The celebration is what is really at the heart of the story. Just like the two parables that come before it. We talked about the parable of the lost coin on Wednesday and how important celebrating was. The parable before that is the parable of the lost sheep and the shepherd celebrates when the lost sheep is found. It doesn’t really matter if this or that is fair, we should always celebrate at those things in life that are worth celebrating. And if we look at this story as the parable it is then we need to understand that if this story is about celebrating then what are we celebrating? We are celebrating what the Pharisees and the scribes accuse Jesus of doing…celebrating with and having dinner with tax collectors and sinners.
This story is about celebrating the prodigal. No, I don’t mean the prodigal son…I mean the prodigal grace that is shown in this story. Prodigal can mean wasteful or reckless spending, but it can also basically mean the opposite as extravagant or lavish. I think this story is celebrating the wasteful and extravagant grace of God. Wasteful? Isn’t that a horrible way to describe grace? Not when we realize that grace is overflowing and never ending. When we realize that grace is for you and for me and for all the tax collectors and sinners that Jesus also sits with to celebrate their being a part of the dinner party. Celebrating their inclusion in the kingdom of God. When we realize that the father in the story is willing to do whatever it takes to make both sons know they are loved and cared for no matter how they unfairly treated their father.
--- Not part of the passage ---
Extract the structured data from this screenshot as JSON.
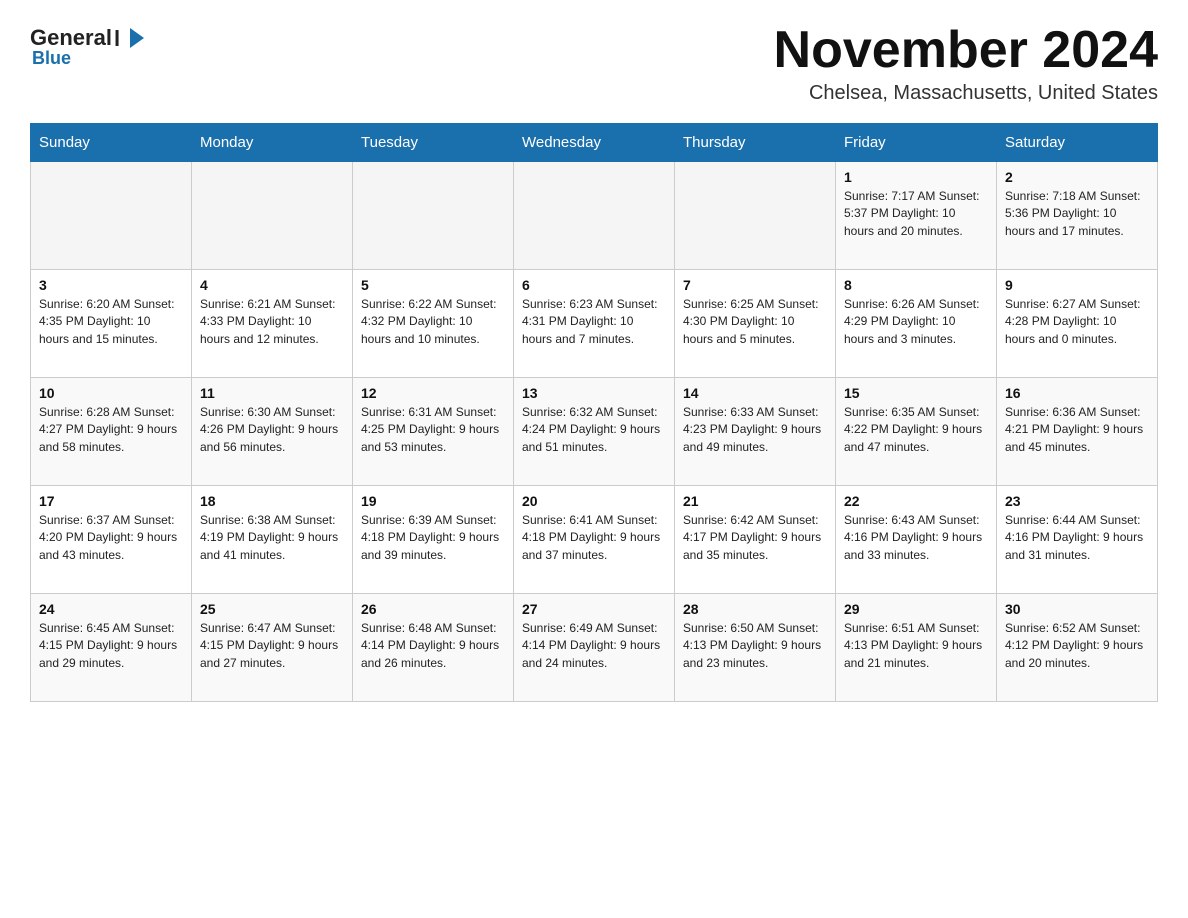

That is the story of God. God welcomes any and all people into God’s family. No it’s not fair, its grace, wasteful grace. God never promised to be fair, God promised to be loving and forgiving. God doesn’t care where you came from, or how long you’ve known God. Jesus says the same thing to the faithful person as he does to the criminal on the cross that is crucified with him, “today you will be with me in paradise”. That is the kind of wasteful, unfair kind of grace that God hands out to the world. It is the kind of grace we all need and it is for God and for us to give as freely and wastefully as we can, so that this world can know how much God has done and will do to show God’s love and care for all creation. Amen.